Answer: As stated by Eagleville, "Jumpin' Jehosaphat! It's a flea. Sez me."
This is indeed a flea, an insect of the order Siphonaptera. Adult fleas are characterized by their laterally flattened wingless bodies, long legs designed for jumping, and tube-like mouthparts for feeding on blood from their host. The presence of both genal and pronotal combs (shown below) with more than 5 "teeth" on the genal comb allow this flea to be identified as either Ctenocephalides felis or C. canis, the cat and dog flea respectively. Identification to the species level is based on more subtle characteristics of the hind tibiae and head.
For some additional Flea Fun, check out this YouTube video that shows how fleas jump using their "feet" rather than their "knees."
Of interest, knowing whether or not the patient has dogs or cats in their house does not help in differentiating between C. felis and C. canis since they can both feed on either host.
When Ctenocephalides felis and C. canis are ingested - usually accidentally - they can transmit the tapeworm, Dipylidium caninum.
And now, our poem from Blaine Mathison:
Ctenocephalides is known as the cat flea
and among Garfield’s fur lives so happily
but be careful not to ingest
this siphonapteran pest
or you’ll find D. caninum proglottids in your poopie
We are approaching the 250th Case! I think that #250 should be extra special and therefore I will be looking through all of my archives for something really fun. If any of you have any suggestions for a case you'd like to see, please let me know and I'll see what I can do.
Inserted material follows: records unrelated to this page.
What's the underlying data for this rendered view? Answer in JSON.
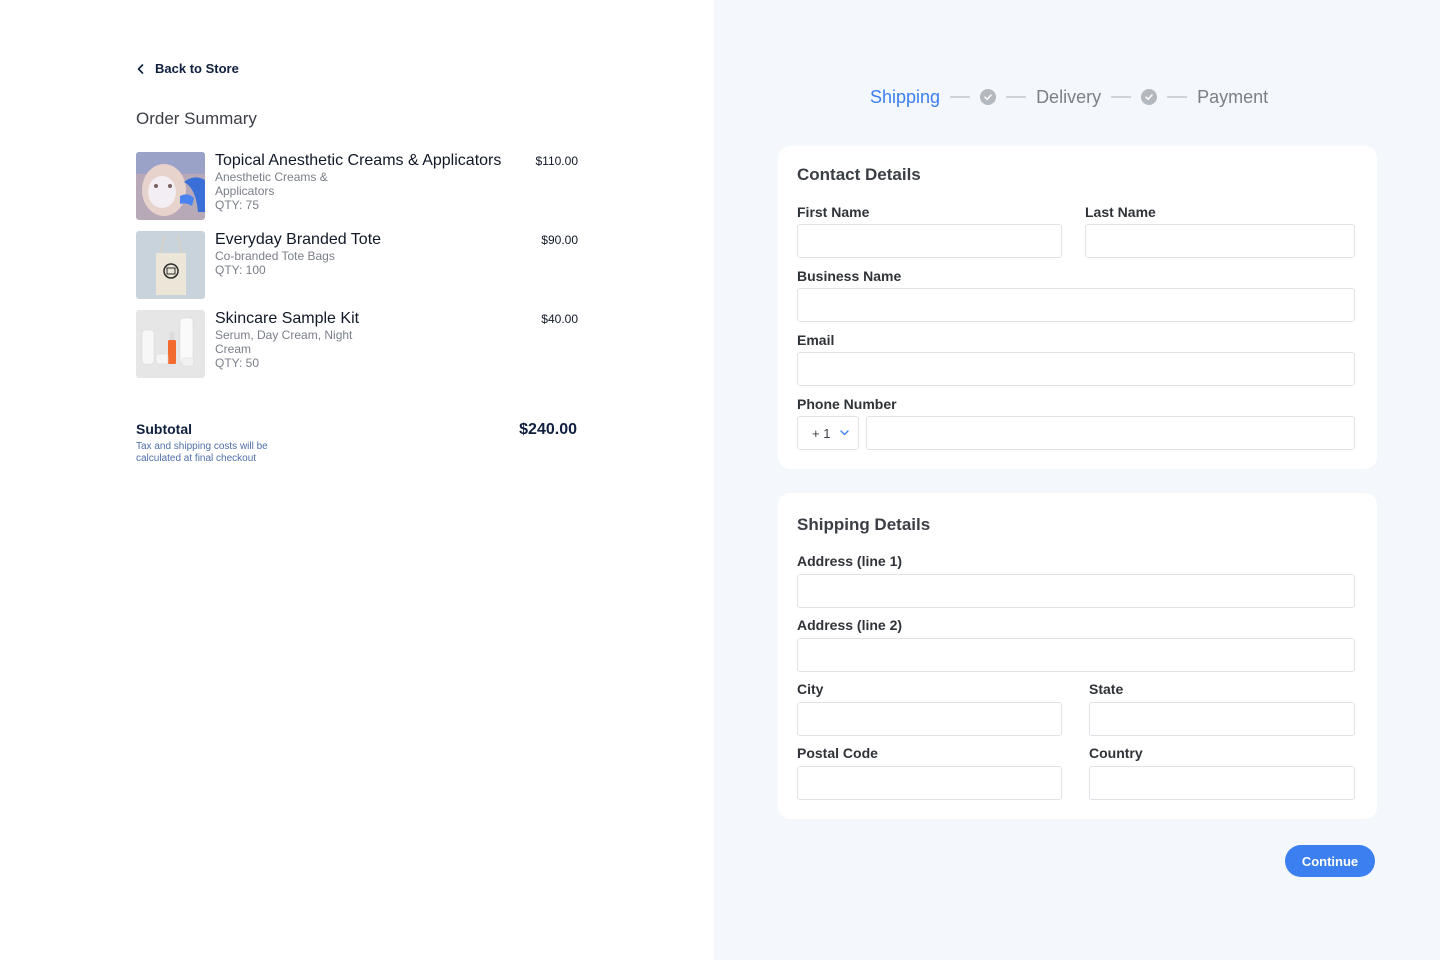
{
  "left": {
    "back_label": "Back to Store",
    "order_title": "Order Summary",
    "items": [
      {
        "name": "Topical Anesthetic Creams & Applicators",
        "subtitle": "Anesthetic Creams & Applicators",
        "qty": "QTY: 75",
        "price": "$110.00"
      },
      {
        "name": "Everyday Branded Tote",
        "subtitle": "Co-branded Tote Bags",
        "qty": "QTY: 100",
        "price": "$90.00"
      },
      {
        "name": "Skincare Sample Kit",
        "subtitle": "Serum, Day Cream, Night Cream",
        "qty": "QTY: 50",
        "price": "$40.00"
      }
    ],
    "subtotal_label": "Subtotal",
    "subtotal_note": "Tax and shipping costs will be calculated at final checkout",
    "subtotal_value": "$240.00"
  },
  "stepper": {
    "steps": [
      "Shipping",
      "Delivery",
      "Payment"
    ],
    "active": "Shipping"
  },
  "contact": {
    "title": "Contact Details",
    "first_name_label": "First Name",
    "last_name_label": "Last Name",
    "business_name_label": "Business Name",
    "email_label": "Email",
    "phone_label": "Phone Number",
    "country_code": "+ 1"
  },
  "shipping": {
    "title": "Shipping Details",
    "address1_label": "Address (line 1)",
    "address2_label": "Address (line 2)",
    "city_label": "City",
    "state_label": "State",
    "postal_label": "Postal Code",
    "country_label": "Country"
  },
  "actions": {
    "continue_label": "Continue"
  },
  "colors": {
    "accent": "#3b7ff0",
    "navy": "#0f1f3d",
    "panel_bg": "#f4f7fc"
  }
}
Now, on to this week's case, donated by Florida Fan:
(a bit of a challenging case)
The following were seen in a stool specimen from a 3 year old male. No other history was provided. Identification? The images were taken at 40x magnification, so each each mark on the scale bar represents 2.5 microns (eggs measure approximately 100 microns in length by 50 microns in width).
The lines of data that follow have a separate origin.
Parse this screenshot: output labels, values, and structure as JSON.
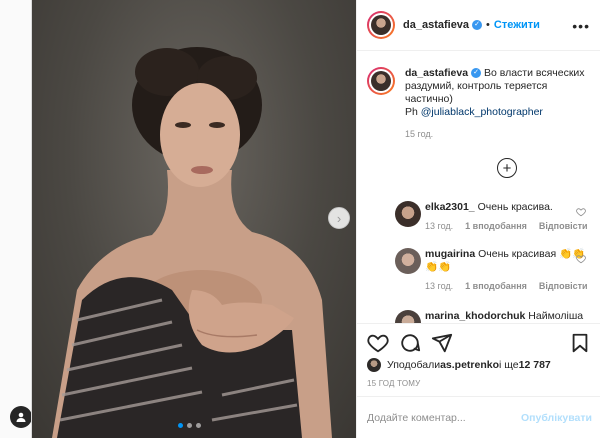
{
  "post": {
    "username": "da_astafieva",
    "verified_icon": "verified-badge-icon",
    "separator": "•",
    "follow_label": "Стежити",
    "more_icon": "more-options-icon",
    "more_glyph": "•••",
    "caption_text": "Во власти всяческих раздумий, контроль теряется частично)",
    "caption_ph": "Ph ",
    "caption_mention": "@juliablack_photographer",
    "caption_time": "15 год.",
    "load_more_icon": "plus-circle-icon",
    "load_more_glyph": "+",
    "next_icon": "chevron-right-icon",
    "next_glyph": "›"
  },
  "comments": [
    {
      "username": "elka2301_",
      "text": "Очень красива.",
      "time": "13 год.",
      "likes": "1 вподобання",
      "reply": "Відповісти"
    },
    {
      "username": "mugairina",
      "text": "Очень красивая 👏👏👏👏",
      "time": "13 год.",
      "likes": "1 вподобання",
      "reply": "Відповісти"
    },
    {
      "username": "marina_khodorchuk",
      "text": "Наймоліша"
    }
  ],
  "likes": {
    "prefix": "Уподобали ",
    "user": "as.petrenko",
    "mid": " і ще ",
    "count": "12 787"
  },
  "post_time": "15 ГОД ТОМУ",
  "comment_box": {
    "placeholder": "Додайте коментар...",
    "publish_label": "Опублікувати"
  },
  "colors": {
    "accent": "#0095f6",
    "publish_disabled": "#b2dffc",
    "text": "#262626",
    "muted": "#8e8e8e"
  }
}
Answer: Eggs of Macracanthorhynchus sp., one of the "thorny-headed" worms causing human acanthocephaliasis.
The main Macracanthorhynchus species that infects humans is M. hirudinaceous, although a second species, M. ingens, can also rarely infect humans (there have been a few case reports), and the eggs of the two cannot be differentiated microscopically.
Humans typically become infected following ingestion of larvae in the intermediate insect host - usually hydrophilid or scarabaeoid beetles for M. hirudinaceous and milipedes for M. ingens. I tend to agree with Anonymous that the child was more likely to eat a beetle than a miilipede, but you never know with kids! Humans are accidental hosts, while the definitive hosts in nature are pigs for M. hirudinaceous and carnivores such as raccoons, dogs, and foxes for M. ingens. Following ingestion, the larvae may mature, mate, and produce eggs, although maturation in humans does not always occur.
Eggs may also been seen in human fecal specimens if the child has ingested dirt containing the eggs (i.e. pica). This does not represent true infection, but rather spurious passage of eggs.
The eggs are easily recognized by their large size and coarsely textured, thick-walled brown-yellow eggs:
And now, believe it or not, Blaine has managed a poem for us!
It’s appetite for pig intestine is quite voracious
Every week I will post a new Case, along with the answer to the previous case. Please feel free to write in with your answers, comments, and questions. Also check out my image archive website at http://parasitewonders.com. Enjoy!
The Fine Print: Please note that all opinions expressed here are mine and not my employer. Information provided here is for medical education only. It is not intended as and does not substitute for medical advice. I do not accept medical consults from patients.